Aquifers are notoriously difficult to decontaminate, and once they are polluted, they are likely to remain so for many years to come, so anyone who has been told not to use their bore water in the past should not start using it again.
Even if their bore is not polluted, it risks spreading the plume of contamination further.
It is safe to eat fruit and vegetables grown in areas with contaminated aquifers, so long as the produce has not been irrigated with bore water.
Deeper bores, like those typically used by councils and schools for watering large spaces, are also safe.
Container deposit review under way
A review of the South Australian container deposit scheme (CDS) is under way, with key stakeholders and the community being invited to share their thoughts.
The scoping paper, Improving South Australia’s Recycling Makes Cents, is the start of a conversation on how we can build on our success and improve the effectiveness of the CDS in recycling and litter reduction.
Introduced in 1977, South Australia’s CDS is a highly successful environmental program, reducing litter and recovering valuable resources.
Almost 603 million containers, or 42,912 tonnes of glass, cardboard and aluminium, were returned to collection depots for recycling in 2017-18.
Discussions are under way with key stakeholders to identify the issues and options that will be the focus of the review.
These stakeholder discussions and public consultation will inform a CDS review discussion paper for stakeholder and community consultation in mid-2019.
The CDS review is running at the same time as a review of single-use plastics led by Green Industries SA.

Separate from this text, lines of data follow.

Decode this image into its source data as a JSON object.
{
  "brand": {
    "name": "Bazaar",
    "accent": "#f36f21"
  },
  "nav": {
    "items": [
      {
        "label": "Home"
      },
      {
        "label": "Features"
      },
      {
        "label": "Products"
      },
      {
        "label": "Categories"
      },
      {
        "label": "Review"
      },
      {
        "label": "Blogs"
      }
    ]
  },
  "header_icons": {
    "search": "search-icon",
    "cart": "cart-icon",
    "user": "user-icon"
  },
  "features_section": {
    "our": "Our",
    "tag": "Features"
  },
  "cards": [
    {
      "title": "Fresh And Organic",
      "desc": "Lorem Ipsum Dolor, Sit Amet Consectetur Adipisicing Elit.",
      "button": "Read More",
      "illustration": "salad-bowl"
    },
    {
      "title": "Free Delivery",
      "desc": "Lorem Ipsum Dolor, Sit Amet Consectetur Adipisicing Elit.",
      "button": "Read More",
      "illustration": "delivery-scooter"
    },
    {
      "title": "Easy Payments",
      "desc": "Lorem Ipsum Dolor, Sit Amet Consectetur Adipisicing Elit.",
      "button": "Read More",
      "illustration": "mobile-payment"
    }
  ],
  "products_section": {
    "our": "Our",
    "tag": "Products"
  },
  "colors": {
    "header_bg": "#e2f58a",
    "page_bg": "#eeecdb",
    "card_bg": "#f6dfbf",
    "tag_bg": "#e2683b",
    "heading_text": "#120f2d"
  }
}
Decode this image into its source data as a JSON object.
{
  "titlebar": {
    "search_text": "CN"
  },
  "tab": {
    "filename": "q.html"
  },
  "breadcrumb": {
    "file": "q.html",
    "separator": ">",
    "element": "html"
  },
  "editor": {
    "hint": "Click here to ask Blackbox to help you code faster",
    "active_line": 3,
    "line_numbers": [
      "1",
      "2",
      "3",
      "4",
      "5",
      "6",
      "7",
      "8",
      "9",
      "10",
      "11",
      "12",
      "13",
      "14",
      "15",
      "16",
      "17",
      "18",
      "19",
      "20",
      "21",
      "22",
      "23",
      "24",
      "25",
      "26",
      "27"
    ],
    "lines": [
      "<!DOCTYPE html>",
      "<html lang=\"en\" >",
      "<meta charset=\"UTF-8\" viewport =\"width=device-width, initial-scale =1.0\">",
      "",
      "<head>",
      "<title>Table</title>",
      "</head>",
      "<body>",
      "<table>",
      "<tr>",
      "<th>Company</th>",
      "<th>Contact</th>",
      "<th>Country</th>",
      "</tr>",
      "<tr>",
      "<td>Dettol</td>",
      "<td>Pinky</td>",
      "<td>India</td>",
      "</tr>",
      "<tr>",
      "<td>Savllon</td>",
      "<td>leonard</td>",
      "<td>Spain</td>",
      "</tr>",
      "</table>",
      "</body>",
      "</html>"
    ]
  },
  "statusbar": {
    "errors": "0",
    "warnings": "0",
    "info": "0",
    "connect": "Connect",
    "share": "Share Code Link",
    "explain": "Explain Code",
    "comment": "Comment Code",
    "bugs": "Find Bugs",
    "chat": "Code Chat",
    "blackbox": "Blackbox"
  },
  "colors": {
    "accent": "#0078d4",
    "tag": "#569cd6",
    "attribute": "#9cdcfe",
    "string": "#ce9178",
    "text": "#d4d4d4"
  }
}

A discussion paper, Turning the tide on single-use plastic products, seeks to further the public conversation around a range of plastic products that are having a serious impact on our environment.
Both consultations run until 22 February.